Then again, Hemingway died depressed and blew his brains out. Maybe I should be more like Fitzgerald and just go back to guzzling gin rickeys at Louisville's haunted Seelbach Hotel?

Sunday, February 2, 2014

JSH Book Tour 2014

Watch this post, as it will be continually updated with the latest JSH Book Tour dates!

Although I'll be sticking closer to home this year, I plan to double last year's number of personal appearances. With Solar Station A, Matilda Heron, and The Alternation of Night and Day all lined up for release this year, plus new specialty hardcover editions, plus a couple of secret projects not to be spoken of yet, plus further musical performances, PLUS everything else I do in life that doesn't concern you, it's gonna be a busy year, my dears.

Tour dates vary from simply making an appearance at a venue at a table, signing autographs and handing out coupons for the Kindle edition of the book (plus surprise gifts), to actual readings and speaking engagements. This year there will be more and more of the latter; more formal events. Even so, as with everything in my life, it all essentially runs on a "the event starts whenever I show up" basis. Find me.

Sometimes impromptu appearances occur on the way to, or on the way back from, any given event. These dates will be added to the list retroactively for archivism's sake. Need more specific info? E-mail me or keep an eye on my Twitter feed.

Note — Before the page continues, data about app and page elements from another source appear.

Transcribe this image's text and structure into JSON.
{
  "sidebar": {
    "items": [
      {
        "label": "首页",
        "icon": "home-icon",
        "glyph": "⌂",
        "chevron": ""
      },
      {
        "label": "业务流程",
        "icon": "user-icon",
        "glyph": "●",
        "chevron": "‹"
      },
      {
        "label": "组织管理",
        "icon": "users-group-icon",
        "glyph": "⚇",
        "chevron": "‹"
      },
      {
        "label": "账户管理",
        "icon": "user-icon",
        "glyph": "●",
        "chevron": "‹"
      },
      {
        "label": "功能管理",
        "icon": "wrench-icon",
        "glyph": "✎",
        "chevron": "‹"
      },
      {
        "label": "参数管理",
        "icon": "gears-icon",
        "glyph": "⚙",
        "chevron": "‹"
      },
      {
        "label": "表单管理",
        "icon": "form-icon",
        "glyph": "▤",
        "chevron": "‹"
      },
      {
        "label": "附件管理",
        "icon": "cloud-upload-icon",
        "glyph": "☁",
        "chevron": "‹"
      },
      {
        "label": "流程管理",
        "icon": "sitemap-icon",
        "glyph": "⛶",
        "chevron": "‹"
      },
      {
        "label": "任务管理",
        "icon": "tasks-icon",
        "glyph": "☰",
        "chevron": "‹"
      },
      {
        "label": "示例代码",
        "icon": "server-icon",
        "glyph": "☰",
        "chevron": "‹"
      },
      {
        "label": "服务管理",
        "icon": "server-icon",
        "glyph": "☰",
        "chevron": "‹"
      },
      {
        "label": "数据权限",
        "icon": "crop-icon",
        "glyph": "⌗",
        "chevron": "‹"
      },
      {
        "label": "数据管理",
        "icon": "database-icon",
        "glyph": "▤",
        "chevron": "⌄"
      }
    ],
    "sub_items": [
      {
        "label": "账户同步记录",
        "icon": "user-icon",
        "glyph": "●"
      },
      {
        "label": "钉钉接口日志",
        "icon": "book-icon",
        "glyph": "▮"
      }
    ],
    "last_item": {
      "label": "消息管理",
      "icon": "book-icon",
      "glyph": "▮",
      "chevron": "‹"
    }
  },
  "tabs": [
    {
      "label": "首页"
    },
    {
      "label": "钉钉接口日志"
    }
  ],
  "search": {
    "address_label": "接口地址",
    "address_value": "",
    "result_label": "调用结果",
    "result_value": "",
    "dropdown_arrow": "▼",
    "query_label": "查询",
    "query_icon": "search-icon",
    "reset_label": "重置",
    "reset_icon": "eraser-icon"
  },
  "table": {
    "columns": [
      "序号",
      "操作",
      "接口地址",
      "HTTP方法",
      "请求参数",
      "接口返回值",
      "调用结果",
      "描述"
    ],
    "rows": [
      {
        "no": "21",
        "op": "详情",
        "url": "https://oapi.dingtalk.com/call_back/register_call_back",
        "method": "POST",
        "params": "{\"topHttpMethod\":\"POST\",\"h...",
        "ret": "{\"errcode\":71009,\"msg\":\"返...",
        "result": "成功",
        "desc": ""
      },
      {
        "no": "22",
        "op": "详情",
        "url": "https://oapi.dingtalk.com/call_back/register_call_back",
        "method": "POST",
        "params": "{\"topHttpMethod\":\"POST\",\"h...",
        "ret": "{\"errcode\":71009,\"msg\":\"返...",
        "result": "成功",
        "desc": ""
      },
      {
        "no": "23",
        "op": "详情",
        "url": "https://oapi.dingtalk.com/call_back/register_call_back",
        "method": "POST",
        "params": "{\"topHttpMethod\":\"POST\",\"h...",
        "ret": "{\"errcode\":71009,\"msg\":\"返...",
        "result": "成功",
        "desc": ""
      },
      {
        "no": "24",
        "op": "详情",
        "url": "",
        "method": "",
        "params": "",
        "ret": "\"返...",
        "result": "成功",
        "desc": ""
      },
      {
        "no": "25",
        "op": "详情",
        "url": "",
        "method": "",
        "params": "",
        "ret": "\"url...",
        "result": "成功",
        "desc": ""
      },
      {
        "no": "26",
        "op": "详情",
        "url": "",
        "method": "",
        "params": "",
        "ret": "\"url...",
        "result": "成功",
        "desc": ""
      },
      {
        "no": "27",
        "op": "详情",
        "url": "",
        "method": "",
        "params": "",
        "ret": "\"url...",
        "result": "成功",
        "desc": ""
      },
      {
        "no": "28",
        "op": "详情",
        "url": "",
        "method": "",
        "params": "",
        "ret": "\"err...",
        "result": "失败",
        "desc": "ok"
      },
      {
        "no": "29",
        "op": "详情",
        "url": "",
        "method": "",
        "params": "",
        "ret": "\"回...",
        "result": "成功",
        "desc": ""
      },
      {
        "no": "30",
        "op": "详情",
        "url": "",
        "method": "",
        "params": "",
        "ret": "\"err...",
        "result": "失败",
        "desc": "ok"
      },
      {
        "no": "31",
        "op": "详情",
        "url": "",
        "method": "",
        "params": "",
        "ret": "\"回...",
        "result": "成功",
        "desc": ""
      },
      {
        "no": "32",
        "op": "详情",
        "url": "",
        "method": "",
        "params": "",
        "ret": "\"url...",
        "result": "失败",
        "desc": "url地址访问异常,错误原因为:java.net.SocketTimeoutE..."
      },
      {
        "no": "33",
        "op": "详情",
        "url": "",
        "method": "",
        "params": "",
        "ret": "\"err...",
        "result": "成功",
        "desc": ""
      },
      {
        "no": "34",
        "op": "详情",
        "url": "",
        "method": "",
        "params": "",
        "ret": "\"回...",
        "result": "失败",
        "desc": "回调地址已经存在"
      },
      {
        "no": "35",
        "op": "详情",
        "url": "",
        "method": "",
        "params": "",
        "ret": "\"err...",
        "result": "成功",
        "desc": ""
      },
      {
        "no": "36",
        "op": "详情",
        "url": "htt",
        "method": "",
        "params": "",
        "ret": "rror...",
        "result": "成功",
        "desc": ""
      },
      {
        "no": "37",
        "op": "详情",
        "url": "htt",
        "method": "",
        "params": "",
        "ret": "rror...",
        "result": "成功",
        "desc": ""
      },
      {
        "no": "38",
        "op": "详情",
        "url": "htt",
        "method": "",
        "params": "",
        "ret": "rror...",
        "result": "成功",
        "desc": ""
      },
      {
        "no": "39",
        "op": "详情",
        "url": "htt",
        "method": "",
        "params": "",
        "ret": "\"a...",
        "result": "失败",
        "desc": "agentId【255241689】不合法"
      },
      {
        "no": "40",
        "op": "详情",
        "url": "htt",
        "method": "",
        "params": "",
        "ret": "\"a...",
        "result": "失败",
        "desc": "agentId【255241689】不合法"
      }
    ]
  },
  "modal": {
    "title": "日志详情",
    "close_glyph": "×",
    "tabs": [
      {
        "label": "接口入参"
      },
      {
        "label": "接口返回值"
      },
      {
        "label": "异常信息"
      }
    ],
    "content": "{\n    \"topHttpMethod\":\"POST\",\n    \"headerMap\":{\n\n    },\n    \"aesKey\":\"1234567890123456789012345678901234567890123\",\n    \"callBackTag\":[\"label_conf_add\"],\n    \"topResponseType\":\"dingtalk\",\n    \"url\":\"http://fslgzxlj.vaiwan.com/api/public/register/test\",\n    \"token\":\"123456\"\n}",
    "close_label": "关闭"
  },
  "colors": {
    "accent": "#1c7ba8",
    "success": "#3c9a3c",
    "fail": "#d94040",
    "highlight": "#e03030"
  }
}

February 3: Ocala, FL.
February 4: Orlando, FL.
February 5: St. Petersburg, FL.
February 26: Silver Springs, FL.
March 3: Tampa, FL.
March 20: Tallahassee, FL.
March 27: Ocala, FL.
April 2: Tampa, FL.